DATA TO PROCESS START
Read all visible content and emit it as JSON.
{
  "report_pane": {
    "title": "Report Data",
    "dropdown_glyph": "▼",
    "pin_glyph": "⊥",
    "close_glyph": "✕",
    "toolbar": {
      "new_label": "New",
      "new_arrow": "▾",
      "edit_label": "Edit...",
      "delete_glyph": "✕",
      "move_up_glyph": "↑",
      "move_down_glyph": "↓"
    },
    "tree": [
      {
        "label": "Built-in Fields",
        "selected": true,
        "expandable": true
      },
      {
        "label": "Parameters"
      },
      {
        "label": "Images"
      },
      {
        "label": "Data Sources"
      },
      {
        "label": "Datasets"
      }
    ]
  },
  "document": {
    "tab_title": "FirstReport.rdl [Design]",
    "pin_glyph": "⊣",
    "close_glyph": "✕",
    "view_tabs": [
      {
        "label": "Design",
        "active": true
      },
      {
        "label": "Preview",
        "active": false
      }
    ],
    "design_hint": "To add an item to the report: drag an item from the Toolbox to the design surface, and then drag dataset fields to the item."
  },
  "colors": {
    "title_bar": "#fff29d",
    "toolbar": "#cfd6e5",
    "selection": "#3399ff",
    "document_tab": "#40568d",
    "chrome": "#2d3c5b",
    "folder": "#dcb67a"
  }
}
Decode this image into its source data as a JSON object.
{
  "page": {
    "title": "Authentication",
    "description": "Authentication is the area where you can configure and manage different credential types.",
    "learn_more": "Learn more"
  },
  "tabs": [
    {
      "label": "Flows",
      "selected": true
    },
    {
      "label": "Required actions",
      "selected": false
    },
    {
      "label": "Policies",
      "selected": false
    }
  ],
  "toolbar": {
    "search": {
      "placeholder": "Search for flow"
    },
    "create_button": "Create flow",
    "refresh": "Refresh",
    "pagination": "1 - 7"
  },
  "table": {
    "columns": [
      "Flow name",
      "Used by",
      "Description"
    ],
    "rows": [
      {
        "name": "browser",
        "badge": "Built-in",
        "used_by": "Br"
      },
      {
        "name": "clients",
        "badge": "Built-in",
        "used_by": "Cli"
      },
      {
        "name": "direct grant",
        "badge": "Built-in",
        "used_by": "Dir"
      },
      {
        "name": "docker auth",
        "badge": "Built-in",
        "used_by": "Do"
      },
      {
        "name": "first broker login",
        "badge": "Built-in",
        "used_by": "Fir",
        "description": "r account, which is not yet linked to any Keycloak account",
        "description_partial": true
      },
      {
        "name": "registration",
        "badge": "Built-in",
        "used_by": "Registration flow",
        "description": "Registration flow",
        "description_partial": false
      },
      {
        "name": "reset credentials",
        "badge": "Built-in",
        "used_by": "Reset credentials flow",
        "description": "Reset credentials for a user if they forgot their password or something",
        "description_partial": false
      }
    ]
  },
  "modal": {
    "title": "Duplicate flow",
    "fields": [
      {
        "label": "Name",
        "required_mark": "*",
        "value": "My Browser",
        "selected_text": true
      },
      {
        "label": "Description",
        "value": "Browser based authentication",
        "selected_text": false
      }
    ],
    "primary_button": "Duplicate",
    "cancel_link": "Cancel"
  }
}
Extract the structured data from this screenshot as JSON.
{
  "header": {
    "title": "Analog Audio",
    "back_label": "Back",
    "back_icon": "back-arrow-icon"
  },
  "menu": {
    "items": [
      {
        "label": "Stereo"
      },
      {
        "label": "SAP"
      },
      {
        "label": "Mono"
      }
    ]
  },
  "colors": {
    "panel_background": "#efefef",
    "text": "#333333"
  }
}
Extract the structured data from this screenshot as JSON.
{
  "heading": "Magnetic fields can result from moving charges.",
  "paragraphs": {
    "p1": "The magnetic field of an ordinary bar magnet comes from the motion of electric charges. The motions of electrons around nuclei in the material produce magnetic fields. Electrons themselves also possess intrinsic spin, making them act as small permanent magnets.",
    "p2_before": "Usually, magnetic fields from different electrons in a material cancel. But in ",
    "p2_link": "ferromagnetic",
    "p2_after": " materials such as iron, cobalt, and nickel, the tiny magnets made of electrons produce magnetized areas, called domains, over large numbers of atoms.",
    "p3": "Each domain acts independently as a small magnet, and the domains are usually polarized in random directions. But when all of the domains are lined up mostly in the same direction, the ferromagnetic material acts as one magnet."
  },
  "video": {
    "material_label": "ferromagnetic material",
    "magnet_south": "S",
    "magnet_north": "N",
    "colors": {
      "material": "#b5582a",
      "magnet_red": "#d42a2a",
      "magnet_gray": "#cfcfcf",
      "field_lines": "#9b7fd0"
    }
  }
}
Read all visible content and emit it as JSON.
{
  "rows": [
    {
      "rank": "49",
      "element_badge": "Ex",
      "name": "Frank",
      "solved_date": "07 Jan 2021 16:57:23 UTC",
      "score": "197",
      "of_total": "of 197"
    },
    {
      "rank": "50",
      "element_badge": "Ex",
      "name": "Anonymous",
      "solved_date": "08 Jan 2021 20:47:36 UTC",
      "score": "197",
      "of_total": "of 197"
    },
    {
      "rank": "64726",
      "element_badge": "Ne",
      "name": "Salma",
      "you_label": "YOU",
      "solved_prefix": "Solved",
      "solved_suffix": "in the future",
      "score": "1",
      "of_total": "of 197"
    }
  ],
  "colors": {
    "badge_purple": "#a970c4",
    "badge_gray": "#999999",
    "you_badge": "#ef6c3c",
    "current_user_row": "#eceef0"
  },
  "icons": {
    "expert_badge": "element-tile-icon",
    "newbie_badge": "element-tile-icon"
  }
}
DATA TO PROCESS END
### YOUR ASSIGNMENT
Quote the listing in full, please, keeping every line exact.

### YOUR RESPONSE
Read all visible content and emit it as JSON.
{
  "report_pane": {
    "title": "Report Data",
    "dropdown_glyph": "▼",
    "pin_glyph": "⊥",
    "close_glyph": "✕",
    "toolbar": {
      "new_label": "New",
      "new_arrow": "▾",
      "edit_label": "Edit...",
      "delete_glyph": "✕",
      "move_up_glyph": "↑",
      "move_down_glyph": "↓"
    },
    "tree": [
      {
        "label": "Built-in Fields",
        "selected": true,
        "expandable": true
      },
      {
        "label": "Parameters"
      },
      {
        "label": "Images"
      },
      {
        "label": "Data Sources"
      },
      {
        "label": "Datasets"
      }
    ]
  },
  "document": {
    "tab_title": "FirstReport.rdl [Design]",
    "pin_glyph": "⊣",
    "close_glyph": "✕",
    "view_tabs": [
      {
        "label": "Design",
        "active": true
      },
      {
        "label": "Preview",
        "active": false
      }
    ],
    "design_hint": "To add an item to the report: drag an item from the Toolbox to the design surface, and then drag dataset fields to the item."
  },
  "colors": {
    "title_bar": "#fff29d",
    "toolbar": "#cfd6e5",
    "selection": "#3399ff",
    "document_tab": "#40568d",
    "chrome": "#2d3c5b",
    "folder": "#dcb67a"
  }
}
Decode this image into its source data as a JSON object.
{
  "page": {
    "title": "Authentication",
    "description": "Authentication is the area where you can configure and manage different credential types.",
    "learn_more": "Learn more"
  },
  "tabs": [
    {
      "label": "Flows",
      "selected": true
    },
    {
      "label": "Required actions",
      "selected": false
    },
    {
      "label": "Policies",
      "selected": false
    }
  ],
  "toolbar": {
    "search": {
      "placeholder": "Search for flow"
    },
    "create_button": "Create flow",
    "refresh": "Refresh",
    "pagination": "1 - 7"
  },
  "table": {
    "columns": [
      "Flow name",
      "Used by",
      "Description"
    ],
    "rows": [
      {
        "name": "browser",
        "badge": "Built-in",
        "used_by": "Br"
      },
      {
        "name": "clients",
        "badge": "Built-in",
        "used_by": "Cli"
      },
      {
        "name": "direct grant",
        "badge": "Built-in",
        "used_by": "Dir"
      },
      {
        "name": "docker auth",
        "badge": "Built-in",
        "used_by": "Do"
      },
      {
        "name": "first broker login",
        "badge": "Built-in",
        "used_by": "Fir",
        "description": "r account, which is not yet linked to any Keycloak account",
        "description_partial": true
      },
      {
        "name": "registration",
        "badge": "Built-in",
        "used_by": "Registration flow",
        "description": "Registration flow",
        "description_partial": false
      },
      {
        "name": "reset credentials",
        "badge": "Built-in",
        "used_by": "Reset credentials flow",
        "description": "Reset credentials for a user if they forgot their password or something",
        "description_partial": false
      }
    ]
  },
  "modal": {
    "title": "Duplicate flow",
    "fields": [
      {
        "label": "Name",
        "required_mark": "*",
        "value": "My Browser",
        "selected_text": true
      },
      {
        "label": "Description",
        "value": "Browser based authentication",
        "selected_text": false
      }
    ],
    "primary_button": "Duplicate",
    "cancel_link": "Cancel"
  }
}
Extract the structured data from this screenshot as JSON.
{
  "header": {
    "title": "Analog Audio",
    "back_label": "Back",
    "back_icon": "back-arrow-icon"
  },
  "menu": {
    "items": [
      {
        "label": "Stereo"
      },
      {
        "label": "SAP"
      },
      {
        "label": "Mono"
      }
    ]
  },
  "colors": {
    "panel_background": "#efefef",
    "text": "#333333"
  }
}
Extract the structured data from this screenshot as JSON.
{
  "heading": "Magnetic fields can result from moving charges.",
  "paragraphs": {
    "p1": "The magnetic field of an ordinary bar magnet comes from the motion of electric charges. The motions of electrons around nuclei in the material produce magnetic fields. Electrons themselves also possess intrinsic spin, making them act as small permanent magnets.",
    "p2_before": "Usually, magnetic fields from different electrons in a material cancel. But in ",
    "p2_link": "ferromagnetic",
    "p2_after": " materials such as iron, cobalt, and nickel, the tiny magnets made of electrons produce magnetized areas, called domains, over large numbers of atoms.",
    "p3": "Each domain acts independently as a small magnet, and the domains are usually polarized in random directions. But when all of the domains are lined up mostly in the same direction, the ferromagnetic material acts as one magnet."
  },
  "video": {
    "material_label": "ferromagnetic material",
    "magnet_south": "S",
    "magnet_north": "N",
    "colors": {
      "material": "#b5582a",
      "magnet_red": "#d42a2a",
      "magnet_gray": "#cfcfcf",
      "field_lines": "#9b7fd0"
    }
  }
}
Read all visible content and emit it as JSON.
{
  "rows": [
    {
      "rank": "49",
      "element_badge": "Ex",
      "name": "Frank",
      "solved_date": "07 Jan 2021 16:57:23 UTC",
      "score": "197",
      "of_total": "of 197"
    },
    {
      "rank": "50",
      "element_badge": "Ex",
      "name": "Anonymous",
      "solved_date": "08 Jan 2021 20:47:36 UTC",
      "score": "197",
      "of_total": "of 197"
    },
    {
      "rank": "64726",
      "element_badge": "Ne",
      "name": "Salma",
      "you_label": "YOU",
      "solved_prefix": "Solved",
      "solved_suffix": "in the future",
      "score": "1",
      "of_total": "of 197"
    }
  ],
  "colors": {
    "badge_purple": "#a970c4",
    "badge_gray": "#999999",
    "you_badge": "#ef6c3c",
    "current_user_row": "#eceef0"
  },
  "icons": {
    "expert_badge": "element-tile-icon",
    "newbie_badge": "element-tile-icon"
  }
}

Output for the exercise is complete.